5.4 There should be no pressure on the employee to accede to having the employer's solicitor attend the interview. Otherwise employees might feel that merely by refusing the offer of attendance by the employer's solicitor they might be alienating their employer.
5.5 For these reasons it is generally inappropriate for the employer's solicitor to attend such interviews as the employee's nominee, or to seek to obtain the employee's consent to being present at the interview.
6. In-house solicitors - additional considerations
Rule 4.4 of the SRA Practice Framework Rules 2011 provides that an "in-house" solicitor can represent a fellow employee where the need for representation arises out of the work of the employee, subject to Rule 4.5 of those Rules and provided there is no actual or potential conflict of interest. The solicitor must consider carefully, and should record such consideration, whether there is actual or potential conflict between the interests of the employer and those of the employee.
7. The role of the employer's solicitor
What role may an employer's solicitor have in these investigations?
- To advise and represent their employer client.
- To inform employees as to their general legal rights and obligations, whilst making clear that they neither act for the employee nor owe the employee any of the duties which solicitors owe to their clients.
- To advise and represent the employer and one or more employees if it is absolutely clear that there is no conflict or potential for conflict, for example, where the entire responsibility for an accident clearly rests with a third party outside the organisation, then there would not seem to be any difficulty in the solicitor representing both parties.
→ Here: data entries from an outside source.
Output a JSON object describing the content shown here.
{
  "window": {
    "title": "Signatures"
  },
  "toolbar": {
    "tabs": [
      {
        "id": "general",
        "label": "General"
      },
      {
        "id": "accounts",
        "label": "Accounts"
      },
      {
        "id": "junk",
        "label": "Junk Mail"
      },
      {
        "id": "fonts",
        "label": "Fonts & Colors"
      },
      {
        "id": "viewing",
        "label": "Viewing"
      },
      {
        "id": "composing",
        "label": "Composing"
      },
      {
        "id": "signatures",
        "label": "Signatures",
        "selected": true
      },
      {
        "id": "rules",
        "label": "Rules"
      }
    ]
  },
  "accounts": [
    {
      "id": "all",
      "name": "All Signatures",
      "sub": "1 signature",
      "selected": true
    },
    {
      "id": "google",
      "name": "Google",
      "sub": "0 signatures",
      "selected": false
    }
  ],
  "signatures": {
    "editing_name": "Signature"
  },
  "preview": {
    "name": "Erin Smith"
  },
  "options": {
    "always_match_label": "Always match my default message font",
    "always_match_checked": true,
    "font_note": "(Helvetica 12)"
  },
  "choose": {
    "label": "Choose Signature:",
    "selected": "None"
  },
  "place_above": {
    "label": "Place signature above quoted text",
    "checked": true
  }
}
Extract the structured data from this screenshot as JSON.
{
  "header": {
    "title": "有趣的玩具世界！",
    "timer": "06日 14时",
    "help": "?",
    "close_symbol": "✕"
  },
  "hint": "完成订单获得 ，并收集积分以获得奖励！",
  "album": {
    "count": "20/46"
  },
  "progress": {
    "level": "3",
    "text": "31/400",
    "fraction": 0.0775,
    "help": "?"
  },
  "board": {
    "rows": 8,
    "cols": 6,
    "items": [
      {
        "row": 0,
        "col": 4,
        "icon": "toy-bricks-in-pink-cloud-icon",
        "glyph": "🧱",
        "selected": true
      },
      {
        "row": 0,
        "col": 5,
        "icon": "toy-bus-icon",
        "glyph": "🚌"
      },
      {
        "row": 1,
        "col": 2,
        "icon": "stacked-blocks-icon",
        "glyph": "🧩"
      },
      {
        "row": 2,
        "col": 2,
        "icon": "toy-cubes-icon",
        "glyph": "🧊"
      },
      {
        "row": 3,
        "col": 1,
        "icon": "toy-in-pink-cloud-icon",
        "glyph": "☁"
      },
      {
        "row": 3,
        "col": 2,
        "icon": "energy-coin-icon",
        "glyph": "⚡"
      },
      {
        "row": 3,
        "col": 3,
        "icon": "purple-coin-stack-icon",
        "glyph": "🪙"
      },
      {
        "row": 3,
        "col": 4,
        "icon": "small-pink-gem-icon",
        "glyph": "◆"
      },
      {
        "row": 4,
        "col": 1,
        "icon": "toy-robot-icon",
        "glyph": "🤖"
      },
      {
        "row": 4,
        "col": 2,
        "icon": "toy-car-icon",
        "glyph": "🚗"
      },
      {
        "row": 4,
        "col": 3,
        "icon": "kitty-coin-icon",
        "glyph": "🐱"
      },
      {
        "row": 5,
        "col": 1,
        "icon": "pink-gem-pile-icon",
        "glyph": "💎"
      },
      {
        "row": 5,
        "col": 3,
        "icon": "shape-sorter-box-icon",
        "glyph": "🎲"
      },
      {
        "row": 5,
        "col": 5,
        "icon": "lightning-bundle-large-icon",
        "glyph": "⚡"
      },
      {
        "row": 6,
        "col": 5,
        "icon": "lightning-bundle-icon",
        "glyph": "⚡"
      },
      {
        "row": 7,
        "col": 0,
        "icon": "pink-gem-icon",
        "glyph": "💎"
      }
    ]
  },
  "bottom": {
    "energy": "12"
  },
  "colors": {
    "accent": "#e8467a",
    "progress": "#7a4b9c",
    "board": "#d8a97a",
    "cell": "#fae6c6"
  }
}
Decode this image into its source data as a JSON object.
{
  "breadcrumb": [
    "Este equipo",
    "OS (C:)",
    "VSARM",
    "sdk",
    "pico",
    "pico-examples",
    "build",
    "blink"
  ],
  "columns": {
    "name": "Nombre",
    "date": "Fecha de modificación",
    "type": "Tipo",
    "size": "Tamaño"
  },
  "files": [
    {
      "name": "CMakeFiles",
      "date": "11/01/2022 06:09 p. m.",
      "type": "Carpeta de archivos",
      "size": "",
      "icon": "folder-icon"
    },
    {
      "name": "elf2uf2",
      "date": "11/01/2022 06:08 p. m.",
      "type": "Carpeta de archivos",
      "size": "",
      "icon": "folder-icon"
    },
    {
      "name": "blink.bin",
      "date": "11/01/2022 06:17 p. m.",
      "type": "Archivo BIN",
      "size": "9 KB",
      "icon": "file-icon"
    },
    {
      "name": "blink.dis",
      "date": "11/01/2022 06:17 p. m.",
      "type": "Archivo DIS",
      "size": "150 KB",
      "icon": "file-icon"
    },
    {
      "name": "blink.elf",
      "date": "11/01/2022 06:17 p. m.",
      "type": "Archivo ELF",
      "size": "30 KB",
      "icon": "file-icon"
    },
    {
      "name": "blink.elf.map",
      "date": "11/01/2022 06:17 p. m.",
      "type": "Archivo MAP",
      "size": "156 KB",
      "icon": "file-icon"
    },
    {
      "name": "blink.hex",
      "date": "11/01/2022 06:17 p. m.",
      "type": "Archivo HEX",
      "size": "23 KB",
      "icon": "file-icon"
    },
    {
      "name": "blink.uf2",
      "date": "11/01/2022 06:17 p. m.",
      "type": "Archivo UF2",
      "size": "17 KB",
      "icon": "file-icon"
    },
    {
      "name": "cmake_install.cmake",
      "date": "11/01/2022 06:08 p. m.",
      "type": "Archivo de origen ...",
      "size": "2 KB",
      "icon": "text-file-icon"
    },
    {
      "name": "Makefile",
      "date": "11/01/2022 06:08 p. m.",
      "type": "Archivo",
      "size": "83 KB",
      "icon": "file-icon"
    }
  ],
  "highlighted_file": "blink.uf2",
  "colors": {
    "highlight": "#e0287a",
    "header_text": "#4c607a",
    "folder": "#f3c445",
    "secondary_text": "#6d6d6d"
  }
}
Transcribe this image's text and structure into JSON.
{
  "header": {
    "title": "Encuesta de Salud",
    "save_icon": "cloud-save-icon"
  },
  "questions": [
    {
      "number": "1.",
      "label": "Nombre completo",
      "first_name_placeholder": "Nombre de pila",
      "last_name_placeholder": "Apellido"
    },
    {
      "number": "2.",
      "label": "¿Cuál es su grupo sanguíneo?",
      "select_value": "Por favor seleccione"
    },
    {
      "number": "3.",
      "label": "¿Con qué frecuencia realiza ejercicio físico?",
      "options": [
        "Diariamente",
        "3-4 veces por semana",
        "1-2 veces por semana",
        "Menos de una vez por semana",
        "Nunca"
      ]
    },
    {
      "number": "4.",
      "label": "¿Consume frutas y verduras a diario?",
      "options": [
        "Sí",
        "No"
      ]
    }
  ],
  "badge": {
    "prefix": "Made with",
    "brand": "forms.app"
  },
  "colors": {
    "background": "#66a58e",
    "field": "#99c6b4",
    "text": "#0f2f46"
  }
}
The solicitor should consider carefully whether at the early, investigative stage that conclusion can safely be reached, and make a record of the reasons for their decision. The question of conflict should be kept under constant review throughout the investigation.
- To attend an HSE interview with an employee where the employee's interest is so co-incident with the employer's that the solicitor is able to conclude that, if so requested, he/she would be able to accept formal instructions to act for both of them, without any breach of the solicitor's professional duties, as set out in this guidance. Such a situation could arise, for example, where the employee is the controlling mind of the company, or is authorised to represent the employer in connection with the matter. Again, the question of conflict should be kept under constant review throughout the investigation.
Interview notes and recording your actions
Solicitors attending interviews should at the outset ask the HSE for a copy statement to be provided at the end of the interview. If this is not agreed the solicitor would be well advised to take a full note of the interview. Contemporaneous notes of the reasons should be made of your decisions and must be ready at any time to justify your actions.
Please contact the Professional Ethics Guidance Team.